A deeper slump in wholesale-beef prices renewed worries about demand in the U.S. live-cattle market Tuesday, pushing futures to a two-year low.
October live cattle tumbled by the exchange-imposed daily limit of 300 points to $129, the lowest closing price for a front-month contract since Oct. 17, 2013. December Live-cattle also closed limit down at $134. October Feeder-cattle futures were down 445 at $180.
Hog futures, meanwhile, rallied as demand for pork continues to strengthen. October hog futures picked up 182 to 73.25, most-active December hogs gained 130 to 67.05.
Corn and soybean futures gained Tuesday as a government crop report neared, promising to update market participants on inventories in the following session. Wheat slid.
Soybeans rose, bolstered in part by speculation that USDA, in its quarterly stockpiles report on Wednesday could peg supplies of the oilseeds on Sept. 1, lower than expected. Corn also nudged higher, as reports of variable crop-yields from the Midwest supported the market. And wheat fell, buffeted in part by expectations the USDA on Wednesday will raise its forecasts for wheat production in 2015.

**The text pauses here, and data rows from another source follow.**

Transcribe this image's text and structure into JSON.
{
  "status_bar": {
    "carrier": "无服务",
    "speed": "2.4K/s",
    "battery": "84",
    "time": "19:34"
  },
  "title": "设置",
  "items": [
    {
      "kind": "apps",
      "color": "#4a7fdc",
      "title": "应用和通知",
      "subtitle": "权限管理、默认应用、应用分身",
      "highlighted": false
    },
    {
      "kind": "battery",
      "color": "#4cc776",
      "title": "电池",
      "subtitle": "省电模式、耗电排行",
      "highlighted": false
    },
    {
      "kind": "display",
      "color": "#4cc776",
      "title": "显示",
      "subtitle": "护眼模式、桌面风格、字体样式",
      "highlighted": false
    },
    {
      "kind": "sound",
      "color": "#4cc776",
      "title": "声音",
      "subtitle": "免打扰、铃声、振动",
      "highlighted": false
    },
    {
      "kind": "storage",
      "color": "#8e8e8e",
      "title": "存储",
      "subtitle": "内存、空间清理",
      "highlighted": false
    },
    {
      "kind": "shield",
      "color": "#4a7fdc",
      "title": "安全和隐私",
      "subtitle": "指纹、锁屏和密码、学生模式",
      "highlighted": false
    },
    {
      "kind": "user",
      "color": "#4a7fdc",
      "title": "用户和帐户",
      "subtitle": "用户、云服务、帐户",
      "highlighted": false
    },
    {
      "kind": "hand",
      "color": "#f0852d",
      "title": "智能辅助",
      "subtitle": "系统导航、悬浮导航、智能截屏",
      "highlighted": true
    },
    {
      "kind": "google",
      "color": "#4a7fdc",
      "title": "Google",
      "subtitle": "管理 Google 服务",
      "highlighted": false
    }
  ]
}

November Soybeans climbed 7 1/2 to $8.84, December corn added 2 1/4 to $3.89, December Chicago wheat slid 1 3/4 to $5.03, and December KC wheat fell 2 ¾ to $4.94.
Cotton futures inched higher again on Tuesday with the December contract gaining 25 to 61.00, and the March contract gaining 30 to 60.71.
Gold futures fell on Tuesday as stronger U.S. economic reports reanimated speculation about higher interest rates and sapped investor interest in the haven asset. December gold fell $4.90 to at $1,126.80, and December silver closed at $15.73, up 3.5 cents.
Oil prices rose Tuesday on expectations that upcoming data will show an accelerated slowdown in U.S. oil-production growth, despite global economic headwinds that could weigh on demand. November crude rose 80 to $45.23 a barrel, gasoline futures rose 1.44 cents to $1.36 a gallon, and Diesel futures rose 2.04 cents to $1.49 a gallon.
A burgeoning rally in natural gas prices deflated Tuesday as forecasts moderated for the first cool weather of the fall, with expectations fading for a strong start to heating season. November Natural gas futures ended down 8.4 cents to $2.58.
On Wall Street, the Dow and S&P 500 ended slightly higher after a volatile session on Tuesday, though concerns about the health of the global economy kept investors cautious after more than month of turbulence. The Dow gained 47 to close at 16,049, the Nasdaq closed at 16,049, down 26 and the S&P 500 gained 2 to 1,884.